I’ve been meaning to say something witty or profound about Worldcon 2015, which was a delightful experience from start to finish. I’m really glad I went, and am equally glad that it was in Spokane which meant a short journey to a relatively familiar place. I enjoyed being part of the writing-critique workshops, helping out with the kaffeeklatches, and meeting some favorite authors (notably, Gail Carriger and Matt Wallace). The other volunteers (and the people in charge of the volunteers) were lovely people to work with and I found having duties to perform helped structure an otherwise overwhelming amount of possibilities. Next Worldcon, I think I’ll arrive a day earlier, if possible.
My only real regret was something beyond my control – the air quality. Spokane was, during Worldcon, home to the worst air pollution in the country. That put a pretty severe damper on outdoor activities for a lot of folks (though, we did enjoy one clear, beautiful morning). I had hoped to do a little more walking and exploring outside – but, aside from that, I had such a good time that I’m looking forward to subsequent Worldcons. I did find the historic carousel, and made several trips to Atticus Coffee.
Taos Toolbox is still two months away but already I’m thinking of making my packing list. (Yes, I’m serious.) I wanted to know more about what to expect, so I searched for blogs by previous attendees. I was very glad to find a post by Amy Sundberg about her experience at the workshop. I contacted her with questions for some specific details and she was very helpful. (She’s a member of both Codex and SFWA, and her blog is really quite good.)
While I have a better idea of what to expect, I still haven’t decided how to get there. I haven’t found an enormous advantage, yet, in the question of drive-vs-fly. So far both options are equal in terms of cost, hassle, and time. Reaching a get-away-from-it-all destination requires, perhaps obviously, getting away from it all…literally.
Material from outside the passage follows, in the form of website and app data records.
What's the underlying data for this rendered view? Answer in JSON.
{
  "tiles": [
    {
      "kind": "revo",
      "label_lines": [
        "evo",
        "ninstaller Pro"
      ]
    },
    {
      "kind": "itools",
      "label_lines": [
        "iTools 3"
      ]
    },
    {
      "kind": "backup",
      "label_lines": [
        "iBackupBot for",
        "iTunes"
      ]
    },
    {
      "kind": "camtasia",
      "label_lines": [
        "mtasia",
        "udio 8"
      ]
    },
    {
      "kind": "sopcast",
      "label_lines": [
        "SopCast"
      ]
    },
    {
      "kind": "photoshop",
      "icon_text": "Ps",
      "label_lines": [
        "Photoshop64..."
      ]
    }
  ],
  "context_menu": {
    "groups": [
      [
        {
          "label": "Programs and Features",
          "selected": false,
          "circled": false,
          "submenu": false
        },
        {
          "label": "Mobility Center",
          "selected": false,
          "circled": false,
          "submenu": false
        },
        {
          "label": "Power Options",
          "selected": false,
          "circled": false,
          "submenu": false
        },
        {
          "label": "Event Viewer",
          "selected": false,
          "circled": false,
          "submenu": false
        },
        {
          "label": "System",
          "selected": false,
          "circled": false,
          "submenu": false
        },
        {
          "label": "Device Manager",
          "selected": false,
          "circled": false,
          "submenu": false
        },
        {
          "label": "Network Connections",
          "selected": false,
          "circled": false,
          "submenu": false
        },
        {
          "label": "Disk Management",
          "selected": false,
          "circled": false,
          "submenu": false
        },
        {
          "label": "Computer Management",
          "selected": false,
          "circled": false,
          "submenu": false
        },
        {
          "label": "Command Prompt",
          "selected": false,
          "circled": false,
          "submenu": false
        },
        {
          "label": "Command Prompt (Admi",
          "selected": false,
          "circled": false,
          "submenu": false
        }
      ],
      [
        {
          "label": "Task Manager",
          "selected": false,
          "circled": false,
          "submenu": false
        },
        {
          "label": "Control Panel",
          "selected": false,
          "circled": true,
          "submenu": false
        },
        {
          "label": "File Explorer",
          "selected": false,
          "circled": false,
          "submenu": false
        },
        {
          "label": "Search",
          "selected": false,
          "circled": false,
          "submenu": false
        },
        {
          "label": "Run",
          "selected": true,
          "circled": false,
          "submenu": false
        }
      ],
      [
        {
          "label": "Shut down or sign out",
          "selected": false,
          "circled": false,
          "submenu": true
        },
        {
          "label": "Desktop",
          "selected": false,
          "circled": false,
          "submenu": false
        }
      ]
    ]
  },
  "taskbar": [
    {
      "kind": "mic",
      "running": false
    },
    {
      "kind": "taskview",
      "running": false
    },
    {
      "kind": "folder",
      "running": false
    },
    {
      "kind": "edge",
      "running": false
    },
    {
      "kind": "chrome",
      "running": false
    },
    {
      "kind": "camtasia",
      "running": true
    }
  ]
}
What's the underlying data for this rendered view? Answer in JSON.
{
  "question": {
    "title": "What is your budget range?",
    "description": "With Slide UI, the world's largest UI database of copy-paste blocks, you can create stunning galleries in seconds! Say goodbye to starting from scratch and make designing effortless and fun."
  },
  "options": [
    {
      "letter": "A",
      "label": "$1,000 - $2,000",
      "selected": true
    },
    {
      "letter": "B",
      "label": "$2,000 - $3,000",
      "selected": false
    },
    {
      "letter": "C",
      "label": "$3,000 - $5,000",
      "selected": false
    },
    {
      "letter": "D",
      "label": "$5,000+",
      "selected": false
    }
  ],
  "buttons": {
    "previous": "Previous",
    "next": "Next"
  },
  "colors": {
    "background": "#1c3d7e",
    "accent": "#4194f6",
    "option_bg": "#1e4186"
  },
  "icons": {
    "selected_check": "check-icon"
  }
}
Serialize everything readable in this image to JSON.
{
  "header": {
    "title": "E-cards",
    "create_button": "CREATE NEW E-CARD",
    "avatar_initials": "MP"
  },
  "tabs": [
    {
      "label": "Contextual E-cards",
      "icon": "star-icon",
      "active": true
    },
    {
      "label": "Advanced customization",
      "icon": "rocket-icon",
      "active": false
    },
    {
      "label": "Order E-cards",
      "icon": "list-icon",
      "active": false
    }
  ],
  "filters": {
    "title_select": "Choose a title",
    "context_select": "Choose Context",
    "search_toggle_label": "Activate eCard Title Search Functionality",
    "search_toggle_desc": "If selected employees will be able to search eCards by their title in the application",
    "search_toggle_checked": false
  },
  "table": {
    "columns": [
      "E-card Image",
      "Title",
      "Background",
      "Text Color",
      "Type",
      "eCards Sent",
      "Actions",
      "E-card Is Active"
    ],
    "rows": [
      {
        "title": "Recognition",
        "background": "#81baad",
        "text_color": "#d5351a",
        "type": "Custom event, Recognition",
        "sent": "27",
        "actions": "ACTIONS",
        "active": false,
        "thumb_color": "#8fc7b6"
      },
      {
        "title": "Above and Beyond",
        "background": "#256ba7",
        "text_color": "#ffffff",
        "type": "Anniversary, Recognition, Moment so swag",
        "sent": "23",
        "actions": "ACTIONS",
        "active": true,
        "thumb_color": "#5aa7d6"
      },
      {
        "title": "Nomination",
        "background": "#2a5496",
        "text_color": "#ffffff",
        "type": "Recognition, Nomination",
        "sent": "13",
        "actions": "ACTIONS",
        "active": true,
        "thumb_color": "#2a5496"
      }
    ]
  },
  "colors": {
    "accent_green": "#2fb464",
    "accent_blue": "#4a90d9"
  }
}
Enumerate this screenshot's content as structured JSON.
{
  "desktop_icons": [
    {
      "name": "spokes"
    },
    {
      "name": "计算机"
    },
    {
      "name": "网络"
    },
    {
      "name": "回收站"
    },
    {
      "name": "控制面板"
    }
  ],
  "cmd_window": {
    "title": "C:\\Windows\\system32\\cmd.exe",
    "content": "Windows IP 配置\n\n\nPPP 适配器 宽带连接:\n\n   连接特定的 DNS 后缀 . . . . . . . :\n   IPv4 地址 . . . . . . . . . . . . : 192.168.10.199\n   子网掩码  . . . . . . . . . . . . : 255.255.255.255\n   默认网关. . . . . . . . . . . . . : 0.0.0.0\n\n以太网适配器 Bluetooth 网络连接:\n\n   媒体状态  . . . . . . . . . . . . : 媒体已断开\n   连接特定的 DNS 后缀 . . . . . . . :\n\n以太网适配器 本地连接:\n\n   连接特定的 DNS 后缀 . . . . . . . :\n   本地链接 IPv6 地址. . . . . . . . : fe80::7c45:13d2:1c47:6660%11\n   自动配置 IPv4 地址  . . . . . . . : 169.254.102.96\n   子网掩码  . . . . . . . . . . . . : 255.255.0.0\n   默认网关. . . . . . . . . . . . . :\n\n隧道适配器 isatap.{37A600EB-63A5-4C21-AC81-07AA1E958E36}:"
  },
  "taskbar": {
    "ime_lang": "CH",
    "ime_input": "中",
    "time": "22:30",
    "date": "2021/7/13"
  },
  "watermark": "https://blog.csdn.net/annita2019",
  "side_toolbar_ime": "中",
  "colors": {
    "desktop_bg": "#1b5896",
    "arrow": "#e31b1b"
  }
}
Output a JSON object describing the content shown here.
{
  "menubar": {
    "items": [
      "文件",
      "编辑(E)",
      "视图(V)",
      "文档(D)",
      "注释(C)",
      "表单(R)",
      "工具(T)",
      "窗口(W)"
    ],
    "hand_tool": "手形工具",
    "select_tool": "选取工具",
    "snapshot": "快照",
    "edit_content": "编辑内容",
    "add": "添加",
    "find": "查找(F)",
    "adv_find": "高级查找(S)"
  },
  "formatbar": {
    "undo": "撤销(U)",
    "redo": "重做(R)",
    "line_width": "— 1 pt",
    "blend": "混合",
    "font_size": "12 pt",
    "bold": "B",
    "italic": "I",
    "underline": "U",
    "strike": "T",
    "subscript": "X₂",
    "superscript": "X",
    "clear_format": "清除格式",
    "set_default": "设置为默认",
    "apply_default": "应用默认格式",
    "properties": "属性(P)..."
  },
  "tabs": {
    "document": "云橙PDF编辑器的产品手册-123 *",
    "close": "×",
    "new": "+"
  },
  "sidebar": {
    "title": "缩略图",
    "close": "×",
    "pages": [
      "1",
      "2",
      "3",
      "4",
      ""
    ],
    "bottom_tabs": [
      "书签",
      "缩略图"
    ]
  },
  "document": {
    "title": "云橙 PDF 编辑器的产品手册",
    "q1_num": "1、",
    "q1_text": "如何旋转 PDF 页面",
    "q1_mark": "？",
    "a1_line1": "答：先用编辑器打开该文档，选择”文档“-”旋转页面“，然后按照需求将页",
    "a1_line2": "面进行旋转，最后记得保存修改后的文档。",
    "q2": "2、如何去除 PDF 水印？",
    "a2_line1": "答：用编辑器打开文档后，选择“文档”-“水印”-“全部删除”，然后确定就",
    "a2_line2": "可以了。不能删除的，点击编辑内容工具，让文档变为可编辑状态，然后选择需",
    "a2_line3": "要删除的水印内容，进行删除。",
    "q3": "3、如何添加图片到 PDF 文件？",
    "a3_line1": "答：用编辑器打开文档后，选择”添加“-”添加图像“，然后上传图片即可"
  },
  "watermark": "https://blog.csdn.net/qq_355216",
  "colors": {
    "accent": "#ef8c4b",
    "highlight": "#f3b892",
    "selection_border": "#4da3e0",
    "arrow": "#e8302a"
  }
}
At the start of December I sent an application to the novel-writing workshop Taos Toolbox. A few days before Christmas, I found out that I’d been accepted. Despite the lack of exclamation points thus far, I’m extremely excited. I’m really pleased I got in, and owe a debt of thanks to my critique group (the Minnows), who worked really hard to make sure my application and writing sample were up to par. Continue reading
I recently had the good fortune of attending the Potlatch convention, held this year in Seattle. Connected to Clarion West, this convention offers sci-fi and fantasy writers the chance to participate in a workshop/critique session, discussion panels on various topics, and the opportunity to meet both published authors and other beginners in the genre. Continue reading
I wanted to send a thanks out to anyone who’s still reading “Antiquity” and apologize for the sporadic posting of chapters (if it’s any consolation, chapters 21 and 22 are ready, but I’m going to wait a few days to post them!). I’ve registered to attend this year’s Potlatch convention and have been polishing short stories and searching Duotrope for places to submit. (I’ve got three out that I’m waiting to hear back on, and two in the revision process.) I’d list out all the reasons I’ve been busy lately, but instead I’ll share today’s motivational video. Not that the video’s all that motivating (funny, though), but I’ve always found this a good tune to work to. So, more chapters soon (another novella is in the works to follow this one), some real blog posts, and more book giveaways — really!
It’s been a month since I attended the Writing the Rockies conference and, in my own defense, I‘ve not written more about it because I‘ve been spending most of my free time writing and revising fiction. I had the good fortune, while in Gunnison, of participating in a session by author Barbara Chepaitis – I say participate because she got attendees involved Continue reading
I had the good fortune to attend Writing the Rockies at the end of July, in beautiful (if somewhat remote) Gunnison, Colorado. Western State College of Colorado boasts a low-residency MFA in creative writing that allows students to pursue their degree largely online, with a two-week summer session culminating in a weekend writing conference. The Continue reading